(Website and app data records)

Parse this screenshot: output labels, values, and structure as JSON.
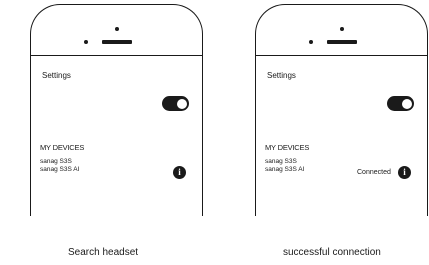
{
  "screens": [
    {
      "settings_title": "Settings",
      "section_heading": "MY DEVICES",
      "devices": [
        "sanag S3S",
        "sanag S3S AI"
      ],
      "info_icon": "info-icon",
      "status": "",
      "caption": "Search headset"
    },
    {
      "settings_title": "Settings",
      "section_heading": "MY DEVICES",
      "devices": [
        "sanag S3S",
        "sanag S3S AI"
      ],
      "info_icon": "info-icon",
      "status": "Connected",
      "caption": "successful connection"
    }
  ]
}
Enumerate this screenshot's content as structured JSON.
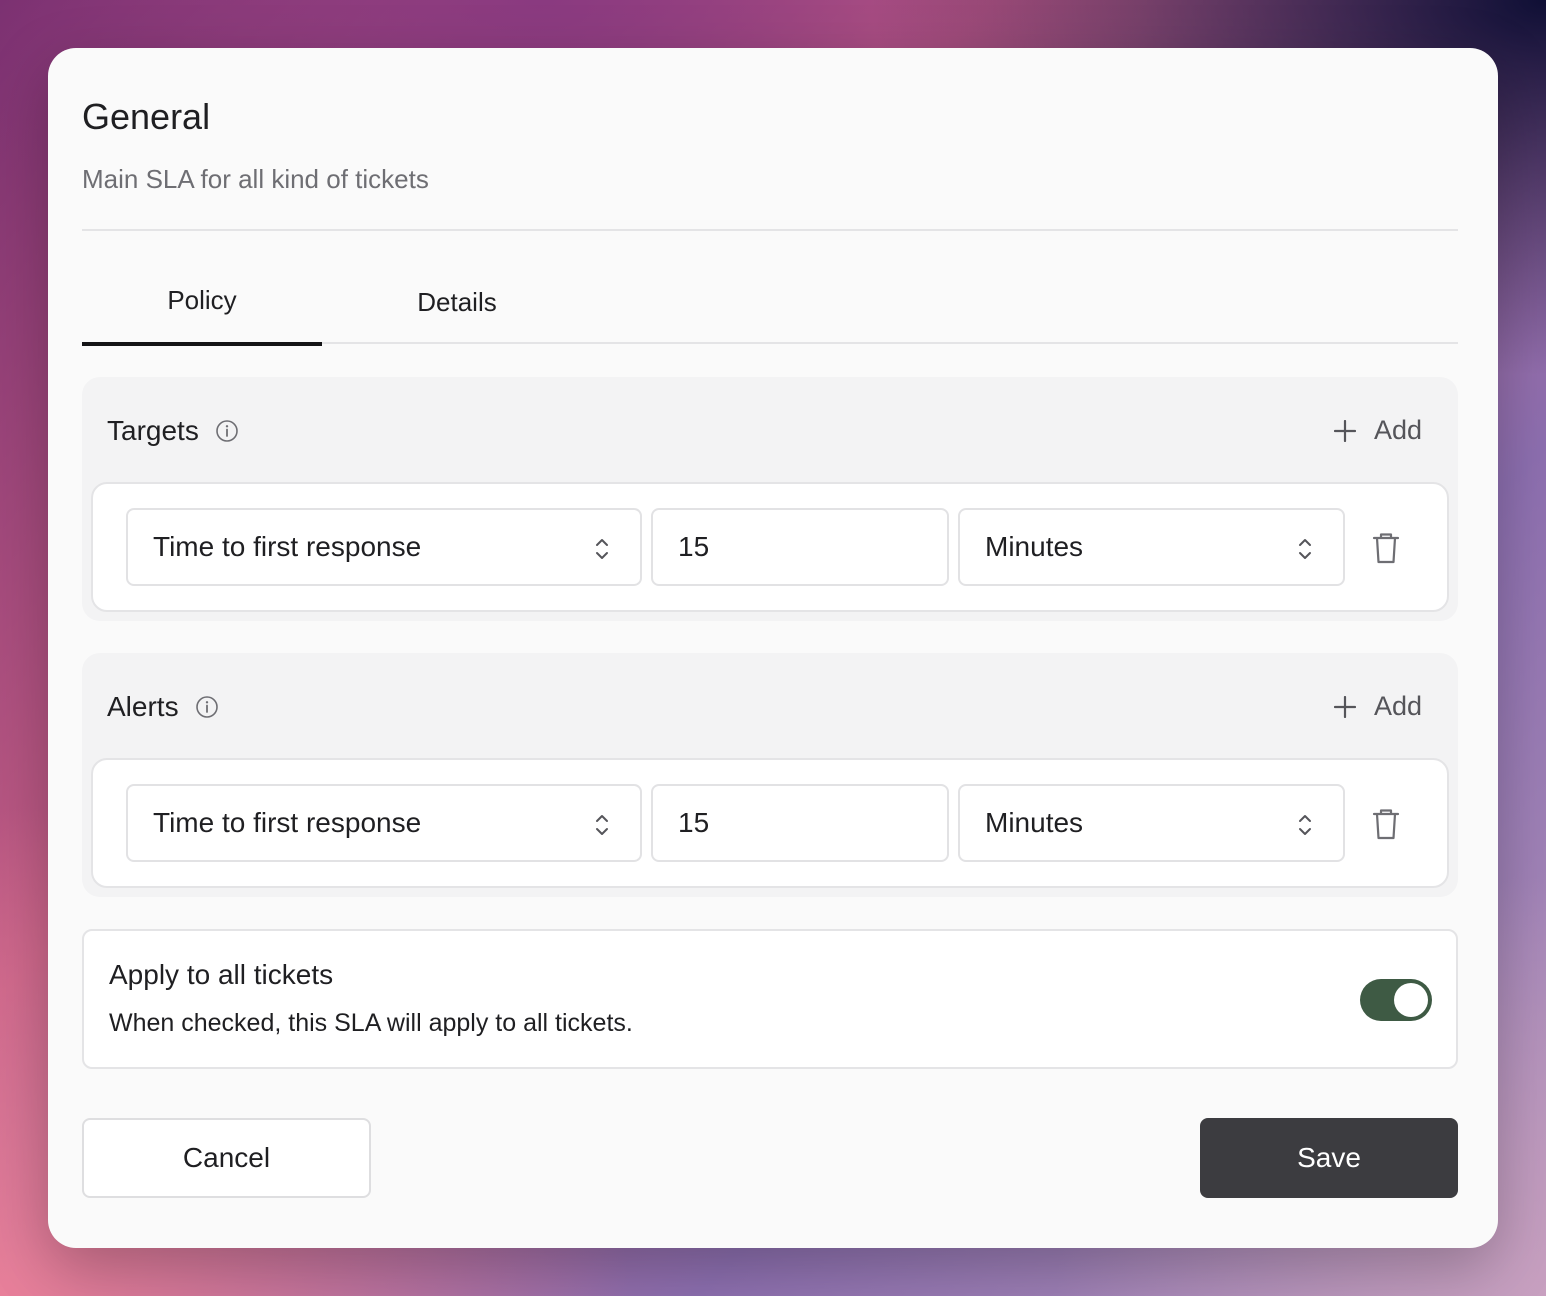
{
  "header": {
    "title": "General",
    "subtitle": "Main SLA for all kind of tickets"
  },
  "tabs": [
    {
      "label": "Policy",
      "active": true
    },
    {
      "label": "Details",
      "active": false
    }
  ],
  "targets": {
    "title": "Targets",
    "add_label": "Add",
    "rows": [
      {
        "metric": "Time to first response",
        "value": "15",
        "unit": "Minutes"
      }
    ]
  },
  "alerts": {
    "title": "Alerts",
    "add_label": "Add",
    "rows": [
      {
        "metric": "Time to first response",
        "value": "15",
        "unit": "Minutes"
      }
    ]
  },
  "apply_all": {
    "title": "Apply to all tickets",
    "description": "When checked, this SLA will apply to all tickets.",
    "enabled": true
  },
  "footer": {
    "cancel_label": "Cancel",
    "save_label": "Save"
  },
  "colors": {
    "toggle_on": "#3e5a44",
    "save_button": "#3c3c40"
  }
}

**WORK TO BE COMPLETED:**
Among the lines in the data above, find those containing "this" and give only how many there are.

**EXERCISE RESULT:**
3